Getting it back together: The 2003-2004 Preview

Nicky Law keeping going

By Mark Douglas

Nicky Law is Bradford City's Winston Churchill. In the summer of 2002, when waves of debt-driven despondency threatened to engulf Valley Parade, his distinctive profile stood tall, a recognisable pillar of hope as the castle of sand that Geoffrey built dissolved around us. There he was: dignified but pragmatic, with nothing to offer us but a season of blood, toil, tears and sweat - a fresh message delivered with an honesty and integrity that veered so dramatically from the hot air coming out of the club in the previous months. His nondescript achievements on the field were forgotten: here was a man that City fans could do business with. And, as Law delivered a salvation of sorts, the doubters were silenced. How could they not be? His was the face of 'new City', warts and all. Certainly, we suffered humiliation in the ensuing ten months but come May, we were still alive and, in footballing terms, still at the business end of the English football pyramid.

But, the Churchill story didn't end with his stewardship of the free world in the Second World War. In 1946, just five short years after the end of the conflict, he was unceremoniously dumped from office, the beacon in the darkest hour unable to shine in times of normality. Thus lies the danger with Law. After accomplishing one of the most notable salvage jobs in the history of Bradford City FC, will he prove to be an effective leader only in times of crisis?

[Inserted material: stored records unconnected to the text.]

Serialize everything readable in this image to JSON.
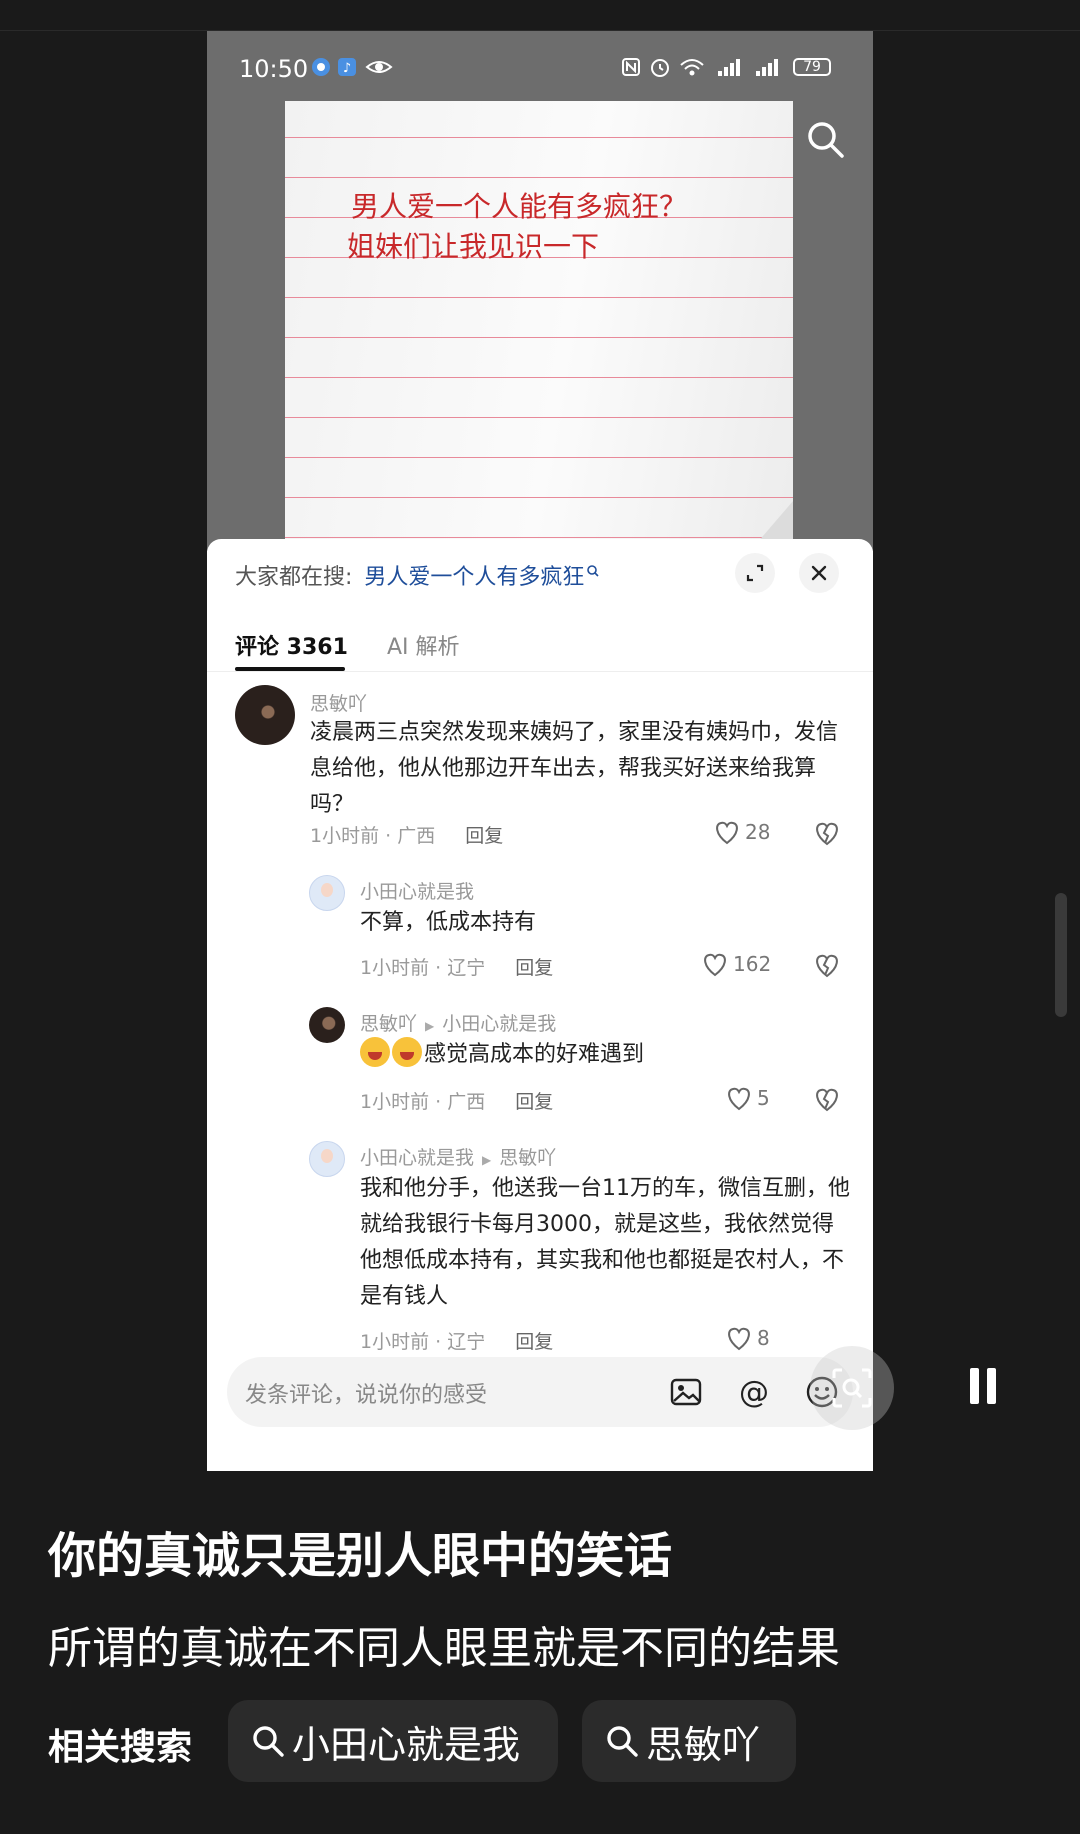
{
  "status_bar": {
    "time": "10:50",
    "battery": "79"
  },
  "video": {
    "handwriting_line1": "男人爱一个人能有多疯狂？",
    "handwriting_line2": "姐妹们让我见识一下"
  },
  "panel": {
    "hot_search_label": "大家都在搜:",
    "hot_search_keyword": "男人爱一个人有多疯狂",
    "tabs": [
      {
        "label": "评论 3361"
      },
      {
        "label": "AI 解析"
      }
    ]
  },
  "comments": [
    {
      "user": "思敏吖",
      "text": "凌晨两三点突然发现来姨妈了，家里没有姨妈巾，发信息给他，他从他那边开车出去，帮我买好送来给我算吗？",
      "time_location": "1小时前 · 广西",
      "reply_label": "回复",
      "likes": "28"
    },
    {
      "user": "小田心就是我",
      "text": "不算，低成本持有",
      "time_location": "1小时前 · 辽宁",
      "reply_label": "回复",
      "likes": "162"
    },
    {
      "user": "思敏吖",
      "reply_to": "小田心就是我",
      "text": "感觉高成本的好难遇到",
      "time_location": "1小时前 · 广西",
      "reply_label": "回复",
      "likes": "5"
    },
    {
      "user": "小田心就是我",
      "reply_to": "思敏吖",
      "text": "我和他分手，他送我一台11万的车，微信互删，他就给我银行卡每月3000，就是这些，我依然觉得他想低成本持有，其实我和他也都挺是农村人，不是有钱人",
      "time_location": "1小时前 · 辽宁",
      "reply_label": "回复",
      "likes": "8"
    }
  ],
  "input": {
    "placeholder": "发条评论，说说你的感受"
  },
  "post": {
    "title": "你的真诚只是别人眼中的笑话",
    "subtitle": "所谓的真诚在不同人眼里就是不同的结果",
    "related_label": "相关搜索",
    "related": [
      "小田心就是我",
      "思敏吖"
    ]
  }
}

Law's path is paved with pitfalls. The first stage of the 'Bantams Future', the cultivation and reliance on young players, has become synonymous with the former Arsenal stopper, and 2003/2004 provides the first stern examination of the wisdom of this policy. Simon Francis remains arguably the finest prospect at Valley Parade since a young Scotsman tread the Bantams midfield in the early eighties with such poise, but his youthful backing cast remains largely unproven. The talented Tom Kearney's deferred ascension to the mantle of McCall will be one of the more compelling footnotes of the season, and much resides on its outcome. However, there remains those of us who, while we whisper it quietly, doubt the ability of local hero Danny Forrest to shoulder a striker's burden in this physical First Division, and, lest they forget the price of mediocrity, Law's slew of young Premiership rejects would do well to note the stuttering progress of Michael Standing, City's ephemeral midfield link-man.

Similarly, Law's judgement in that litmus test of managers, the transfer market, will come under scrutiny. Whereas last season most of Law's decisions had been forced, his hand this close-season has been much freer. Claus Jorgensen, the driving force behind last season's springtime revival, was jettisoned largely by choice, and we may be pining for his return if no goal-scoring replacement emerges. The biggest signing of the season was also a gamble. Will Dean Windass' cathartic return inspire, or will the presence of one of City's own galatico's of 99/2000 merely emphasise the difference between the current crop and the Premiership class of days gone by? They are all judgements that will be made by fans and board alike, probably sooner rather than later.

We are now days away from the Nationwide League kick-off. City have one of the best and most committed boardrooms in the league. For the manager, and much of the squad, however, D-Day is about to dawn.